Problem statement:
Set the entries below down again, please. Match them exactly.

Material provided:
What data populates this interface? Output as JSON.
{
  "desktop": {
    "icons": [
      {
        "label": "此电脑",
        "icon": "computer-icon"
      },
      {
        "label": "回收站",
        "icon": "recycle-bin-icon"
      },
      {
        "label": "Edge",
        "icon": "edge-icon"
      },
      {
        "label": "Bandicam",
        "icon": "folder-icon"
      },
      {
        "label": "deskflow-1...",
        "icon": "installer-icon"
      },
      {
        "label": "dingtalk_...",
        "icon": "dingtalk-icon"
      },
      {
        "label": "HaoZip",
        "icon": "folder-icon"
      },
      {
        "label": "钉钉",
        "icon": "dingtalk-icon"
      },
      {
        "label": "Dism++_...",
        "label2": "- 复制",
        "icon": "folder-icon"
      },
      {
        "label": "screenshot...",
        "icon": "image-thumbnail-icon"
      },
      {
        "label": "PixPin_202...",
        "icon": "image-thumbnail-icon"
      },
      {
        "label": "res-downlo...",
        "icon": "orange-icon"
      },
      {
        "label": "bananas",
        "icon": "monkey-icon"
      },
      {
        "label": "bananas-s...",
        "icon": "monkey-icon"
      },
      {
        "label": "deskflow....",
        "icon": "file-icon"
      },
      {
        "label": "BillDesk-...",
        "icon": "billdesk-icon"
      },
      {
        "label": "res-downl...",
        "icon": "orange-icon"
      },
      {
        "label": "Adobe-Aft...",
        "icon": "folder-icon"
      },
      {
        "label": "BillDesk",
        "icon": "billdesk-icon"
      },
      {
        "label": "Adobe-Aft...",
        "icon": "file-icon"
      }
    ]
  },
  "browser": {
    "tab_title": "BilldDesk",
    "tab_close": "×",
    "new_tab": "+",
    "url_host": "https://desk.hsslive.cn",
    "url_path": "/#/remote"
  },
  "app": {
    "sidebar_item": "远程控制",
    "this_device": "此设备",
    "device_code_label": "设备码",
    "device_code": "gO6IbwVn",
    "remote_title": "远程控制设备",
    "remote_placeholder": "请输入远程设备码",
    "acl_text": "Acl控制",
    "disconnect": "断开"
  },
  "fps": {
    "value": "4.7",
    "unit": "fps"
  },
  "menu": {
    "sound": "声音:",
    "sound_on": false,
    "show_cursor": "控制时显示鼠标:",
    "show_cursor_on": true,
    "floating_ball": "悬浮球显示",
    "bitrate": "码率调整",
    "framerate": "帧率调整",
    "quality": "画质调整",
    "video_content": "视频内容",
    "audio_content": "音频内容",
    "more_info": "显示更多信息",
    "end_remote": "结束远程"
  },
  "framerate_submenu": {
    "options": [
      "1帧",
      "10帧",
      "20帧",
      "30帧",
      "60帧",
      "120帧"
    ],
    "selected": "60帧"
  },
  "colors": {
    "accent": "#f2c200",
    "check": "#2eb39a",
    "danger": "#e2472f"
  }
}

Solution to this problem:
What data populates this interface? Output as JSON.
{
  "desktop": {
    "icons": [
      {
        "label": "此电脑",
        "icon": "computer-icon"
      },
      {
        "label": "回收站",
        "icon": "recycle-bin-icon"
      },
      {
        "label": "Edge",
        "icon": "edge-icon"
      },
      {
        "label": "Bandicam",
        "icon": "folder-icon"
      },
      {
        "label": "deskflow-1...",
        "icon": "installer-icon"
      },
      {
        "label": "dingtalk_...",
        "icon": "dingtalk-icon"
      },
      {
        "label": "HaoZip",
        "icon": "folder-icon"
      },
      {
        "label": "钉钉",
        "icon": "dingtalk-icon"
      },
      {
        "label": "Dism++_...",
        "label2": "- 复制",
        "icon": "folder-icon"
      },
      {
        "label": "screenshot...",
        "icon": "image-thumbnail-icon"
      },
      {
        "label": "PixPin_202...",
        "icon": "image-thumbnail-icon"
      },
      {
        "label": "res-downlo...",
        "icon": "orange-icon"
      },
      {
        "label": "bananas",
        "icon": "monkey-icon"
      },
      {
        "label": "bananas-s...",
        "icon": "monkey-icon"
      },
      {
        "label": "deskflow....",
        "icon": "file-icon"
      },
      {
        "label": "BillDesk-...",
        "icon": "billdesk-icon"
      },
      {
        "label": "res-downl...",
        "icon": "orange-icon"
      },
      {
        "label": "Adobe-Aft...",
        "icon": "folder-icon"
      },
      {
        "label": "BillDesk",
        "icon": "billdesk-icon"
      },
      {
        "label": "Adobe-Aft...",
        "icon": "file-icon"
      }
    ]
  },
  "browser": {
    "tab_title": "BilldDesk",
    "tab_close": "×",
    "new_tab": "+",
    "url_host": "https://desk.hsslive.cn",
    "url_path": "/#/remote"
  },
  "app": {
    "sidebar_item": "远程控制",
    "this_device": "此设备",
    "device_code_label": "设备码",
    "device_code": "gO6IbwVn",
    "remote_title": "远程控制设备",
    "remote_placeholder": "请输入远程设备码",
    "acl_text": "Acl控制",
    "disconnect": "断开"
  },
  "fps": {
    "value": "4.7",
    "unit": "fps"
  },
  "menu": {
    "sound": "声音:",
    "sound_on": false,
    "show_cursor": "控制时显示鼠标:",
    "show_cursor_on": true,
    "floating_ball": "悬浮球显示",
    "bitrate": "码率调整",
    "framerate": "帧率调整",
    "quality": "画质调整",
    "video_content": "视频内容",
    "audio_content": "音频内容",
    "more_info": "显示更多信息",
    "end_remote": "结束远程"
  },
  "framerate_submenu": {
    "options": [
      "1帧",
      "10帧",
      "20帧",
      "30帧",
      "60帧",
      "120帧"
    ],
    "selected": "60帧"
  },
  "colors": {
    "accent": "#f2c200",
    "check": "#2eb39a",
    "danger": "#e2472f"
  }
}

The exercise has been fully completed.